After losing the "fruit of my labor" (blog posts) a couple of times because network or server errors, I decided to look for a Windows-based blog posting tool that would allow me to prepare posts offline, save my work locally and post at the first (network connection) opportunity. As I was packing for the holidays, and I knew that Internet access would be limited at least the first week, I started seeking the "perfect" tool – based on my requirements:
- Ability to save posts locally, post drafts and final versions, modify previous posts
- Support for standard blog features: categories, turning on/off comments and trackbacks, sending trackbacks, etc.
- Ability to configure multiple blog accounts since I am now authoring two different blogs, and contributing to a few others, on different blogging platforms

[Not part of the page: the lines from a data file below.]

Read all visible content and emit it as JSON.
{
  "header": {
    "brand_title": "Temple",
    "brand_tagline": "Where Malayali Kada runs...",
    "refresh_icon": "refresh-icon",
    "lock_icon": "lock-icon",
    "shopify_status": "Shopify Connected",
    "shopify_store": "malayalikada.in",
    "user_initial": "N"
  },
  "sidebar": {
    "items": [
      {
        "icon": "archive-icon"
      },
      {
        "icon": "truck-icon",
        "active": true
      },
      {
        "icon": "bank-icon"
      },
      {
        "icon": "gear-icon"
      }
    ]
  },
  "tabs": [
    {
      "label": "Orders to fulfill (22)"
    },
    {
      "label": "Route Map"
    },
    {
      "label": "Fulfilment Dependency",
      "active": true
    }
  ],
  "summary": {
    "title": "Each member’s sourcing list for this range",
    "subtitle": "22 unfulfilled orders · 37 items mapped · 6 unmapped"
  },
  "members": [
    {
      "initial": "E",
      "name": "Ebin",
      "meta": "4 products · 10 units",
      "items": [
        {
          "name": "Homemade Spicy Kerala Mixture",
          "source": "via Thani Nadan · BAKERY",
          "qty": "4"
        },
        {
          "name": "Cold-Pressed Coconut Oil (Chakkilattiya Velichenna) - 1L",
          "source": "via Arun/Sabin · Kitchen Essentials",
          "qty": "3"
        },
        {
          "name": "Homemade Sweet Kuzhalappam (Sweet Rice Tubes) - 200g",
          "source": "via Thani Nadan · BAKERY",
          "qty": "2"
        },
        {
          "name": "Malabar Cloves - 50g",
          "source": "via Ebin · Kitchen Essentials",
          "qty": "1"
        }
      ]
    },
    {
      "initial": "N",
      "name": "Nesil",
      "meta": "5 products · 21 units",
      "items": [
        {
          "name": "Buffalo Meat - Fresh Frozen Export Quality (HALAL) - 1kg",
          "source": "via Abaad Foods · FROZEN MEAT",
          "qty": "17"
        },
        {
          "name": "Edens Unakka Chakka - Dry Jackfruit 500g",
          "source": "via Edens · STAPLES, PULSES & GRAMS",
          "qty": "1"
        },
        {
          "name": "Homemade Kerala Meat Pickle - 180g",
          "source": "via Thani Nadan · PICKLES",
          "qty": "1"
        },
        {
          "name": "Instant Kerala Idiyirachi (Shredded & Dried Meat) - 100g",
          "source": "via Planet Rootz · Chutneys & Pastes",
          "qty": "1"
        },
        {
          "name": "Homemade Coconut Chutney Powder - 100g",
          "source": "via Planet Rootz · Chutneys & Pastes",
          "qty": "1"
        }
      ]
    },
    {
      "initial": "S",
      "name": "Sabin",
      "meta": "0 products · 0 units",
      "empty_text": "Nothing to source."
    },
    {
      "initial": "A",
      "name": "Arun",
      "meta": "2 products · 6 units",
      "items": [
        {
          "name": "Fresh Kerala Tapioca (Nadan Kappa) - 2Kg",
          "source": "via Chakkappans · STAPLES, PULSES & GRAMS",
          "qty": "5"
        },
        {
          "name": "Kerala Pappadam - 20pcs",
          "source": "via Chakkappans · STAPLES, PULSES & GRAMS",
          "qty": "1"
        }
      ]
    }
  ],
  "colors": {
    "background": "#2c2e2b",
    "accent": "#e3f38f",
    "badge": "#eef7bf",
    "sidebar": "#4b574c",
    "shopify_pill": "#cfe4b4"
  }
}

- Offering Wysiwyg editing with direct access to HTML, spell checking with multiple dictionaries, etc.
- Dealing with multimedia uploads automatically (i.e no need to pronounce dark incantations to add a picture to a post)

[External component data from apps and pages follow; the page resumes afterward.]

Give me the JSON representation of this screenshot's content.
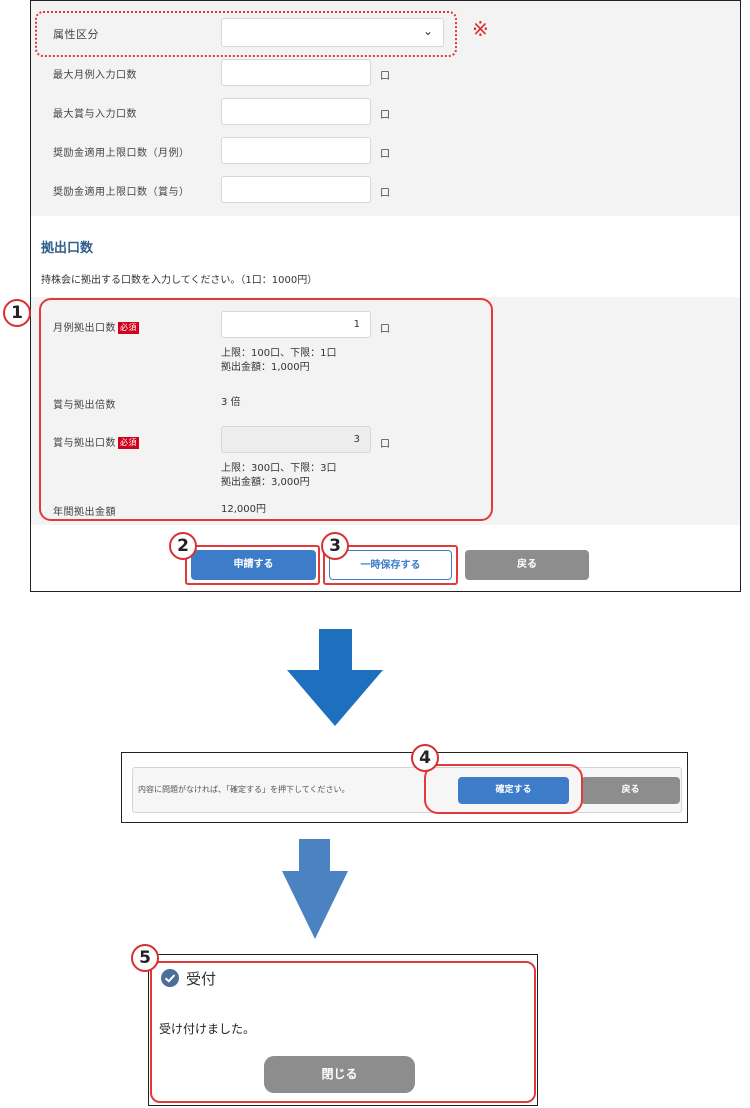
{
  "form": {
    "attribute_label": "属性区分",
    "attribute_value": "",
    "mark": "※",
    "fields": [
      {
        "label": "最大月例入力口数",
        "unit": "口"
      },
      {
        "label": "最大賞与入力口数",
        "unit": "口"
      },
      {
        "label": "奨励金適用上限口数（月例）",
        "unit": "口"
      },
      {
        "label": "奨励金適用上限口数（賞与）",
        "unit": "口"
      }
    ],
    "section_title": "拠出口数",
    "section_desc": "持株会に拠出する口数を入力してください。（1口：1000円）",
    "monthly_label": "月例拠出口数",
    "required_badge": "必須",
    "monthly_value": "1",
    "monthly_unit": "口",
    "monthly_limits": "上限：100口、下限：1口",
    "monthly_amount": "拠出金額：1,000円",
    "bonus_multiplier_label": "賞与拠出倍数",
    "bonus_multiplier_value": "3 倍",
    "bonus_label": "賞与拠出口数",
    "bonus_value": "3",
    "bonus_unit": "口",
    "bonus_limits": "上限：300口、下限：3口",
    "bonus_amount": "拠出金額：3,000円",
    "annual_label": "年間拠出金額",
    "annual_value": "12,000円",
    "buttons": {
      "apply": "申請する",
      "save": "一時保存する",
      "back": "戻る"
    }
  },
  "confirm": {
    "message": "内容に問題がなければ、「確定する」を押下してください。",
    "confirm_button": "確定する",
    "back_button": "戻る"
  },
  "done": {
    "title": "受付",
    "message": "受け付けました。",
    "close_button": "閉じる"
  },
  "markers": [
    "1",
    "2",
    "3",
    "4",
    "5"
  ],
  "colors": {
    "primary": "#3d7cc9",
    "gray_button": "#8d8d8d",
    "highlight": "#e23a3a",
    "arrow1": "#1f6fbf",
    "arrow2": "#4a82c2",
    "heading": "#2f5f8a",
    "check": "#4a6f98"
  }
}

Looking around, I found 4 different products, some free, some licensed: Ecto, Qumana, w.bloggar, BlogJet. I was already familiar with the NewsGator Outlook plug-in that offers relatively basic editing capabilities for TypePad.While the latter is useful, it is too limited and does not offer the functionality I outlined.

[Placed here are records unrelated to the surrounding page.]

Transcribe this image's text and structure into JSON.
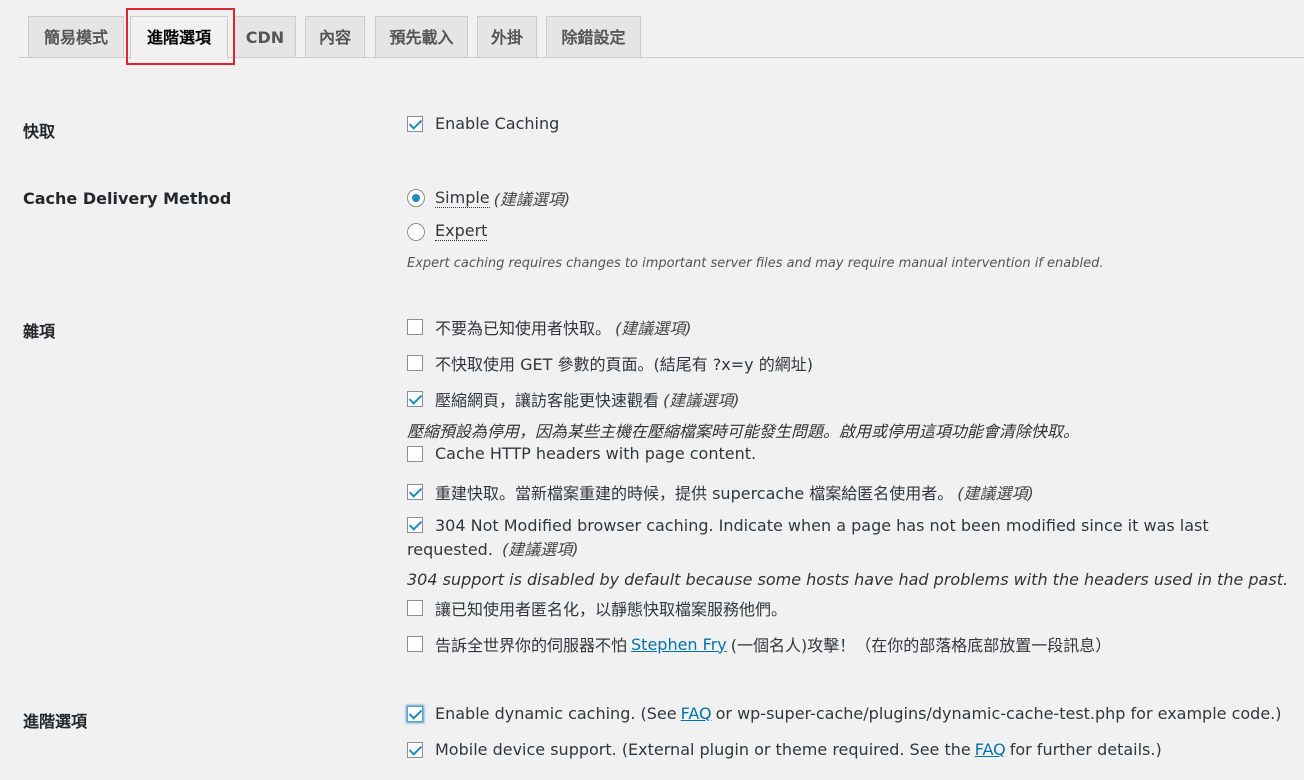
{
  "tabs": [
    {
      "label": "簡易模式",
      "active": false
    },
    {
      "label": "進階選項",
      "active": true
    },
    {
      "label": "CDN",
      "active": false
    },
    {
      "label": "內容",
      "active": false
    },
    {
      "label": "預先載入",
      "active": false
    },
    {
      "label": "外掛",
      "active": false
    },
    {
      "label": "除錯設定",
      "active": false
    }
  ],
  "colors": {
    "accent": "#1e8cbe",
    "link": "#0073aa",
    "highlight_box": "#e0252c"
  },
  "recommended": "(建議選項)",
  "caching": {
    "label": "快取",
    "enable_caching": {
      "label": "Enable Caching",
      "checked": true
    }
  },
  "delivery": {
    "label": "Cache Delivery Method",
    "simple": {
      "label": "Simple",
      "checked": true
    },
    "expert": {
      "label": "Expert",
      "checked": false
    },
    "note": "Expert caching requires changes to important server files and may require manual intervention if enabled."
  },
  "misc": {
    "label": "雜項",
    "no_cache_known_users": {
      "label": "不要為已知使用者快取。",
      "checked": false
    },
    "no_cache_get": {
      "label": "不快取使用 GET 參數的頁面。(結尾有 ?x=y 的網址)",
      "checked": false
    },
    "compress": {
      "label": "壓縮網頁，讓訪客能更快速觀看",
      "checked": true
    },
    "compress_note": "壓縮預設為停用，因為某些主機在壓縮檔案時可能發生問題。啟用或停用這項功能會清除快取。",
    "cache_http_headers": {
      "label": "Cache HTTP headers with page content.",
      "checked": false
    },
    "rebuild": {
      "label": "重建快取。當新檔案重建的時候，提供 supercache 檔案給匿名使用者。",
      "checked": true
    },
    "not_modified": {
      "label": "304 Not Modified browser caching. Indicate when a page has not been modified since it was last requested.",
      "checked": true
    },
    "not_modified_rec": "(建議選項)",
    "not_modified_note": "304 support is disabled by default because some hosts have had problems with the headers used in the past.",
    "anonymize": {
      "label": "讓已知使用者匿名化，以靜態快取檔案服務他們。",
      "checked": false
    },
    "tell_world": {
      "before": "告訴全世界你的伺服器不怕",
      "link": "Stephen Fry",
      "after": "(一個名人)攻擊！（在你的部落格底部放置一段訊息）",
      "checked": false
    }
  },
  "advanced": {
    "label": "進階選項",
    "dynamic": {
      "before": "Enable dynamic caching. (See",
      "link": "FAQ",
      "after": "or wp-super-cache/plugins/dynamic-cache-test.php for example code.)",
      "checked": true
    },
    "mobile": {
      "before": "Mobile device support. (External plugin or theme required. See the",
      "link": "FAQ",
      "after": "for further details.)",
      "checked": true
    }
  }
}
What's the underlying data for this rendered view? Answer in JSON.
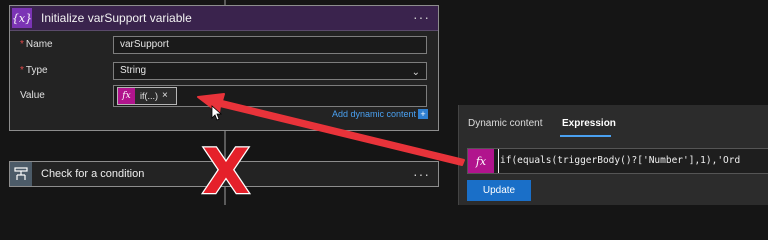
{
  "variable_card": {
    "icon": "variable-braces-icon",
    "icon_glyph": "{x}",
    "title": "Initialize varSupport variable",
    "menu_glyph": "···",
    "name_label": "Name",
    "name_value": "varSupport",
    "type_label": "Type",
    "type_value": "String",
    "value_label": "Value",
    "token_glyph": "fx",
    "token_label": "if(...)",
    "token_remove": "×",
    "add_dynamic_label": "Add dynamic content",
    "add_dynamic_plus": "+"
  },
  "condition_card": {
    "icon": "condition-icon",
    "title": "Check for a condition",
    "menu_glyph": "···"
  },
  "expression_panel": {
    "tabs": [
      {
        "label": "Dynamic content",
        "active": false
      },
      {
        "label": "Expression",
        "active": true
      }
    ],
    "fx_glyph": "fx",
    "expression_value": "if(equals(triggerBody()?['Number'],1),'Ord",
    "update_label": "Update"
  },
  "annotation": {
    "cross_glyph": "X",
    "arrow_color": "#e8333a",
    "cross_color": "#e5202a"
  },
  "colors": {
    "header_purple": "#3a234d",
    "variable_icon": "#7b34b5",
    "fx_magenta": "#b1148d",
    "accent_blue": "#1a6fc8"
  }
}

I ultimately chose to go for BlogJet (4 weeks trial, $39 license), essentially because it offered the best coverage of my requirements. It does the job rather well, as an efficient KISS (Keep It Simple Stupid) implementation of a blog posting tool.
What were the issues with the other tools, and things I liked in them ?
- Ecto (2 weeks trial, $20 license): it is feature rich, and does include a very cool table creation/edition feature that might be of use. However I found the lack of a real Wysiwyg editor and easy picture upload to be problematic.
- Qumana (free): has a great editor and user interface, but does not give access to HTML editing and picture upload management. And setting a category seems to require online access to the blogging platform. Update: Unfortunately, Zoli seems to have faced “I lost my posts” issues with Qumana.
- w.bloggar: is OK functionally but does not offer a Wysiwyg editor.
What else would I want to see in BlogJet ? The table functionality is useful (though I am not sure how often I would be using it). I have been having some stability problems, like getting error messages stating that a post could not be uploaded whereas it was. And I would like to be able to set an option for my comment/trackback default settings. Apart from these details, I am quite happy with my selection, having now used it quite a bit.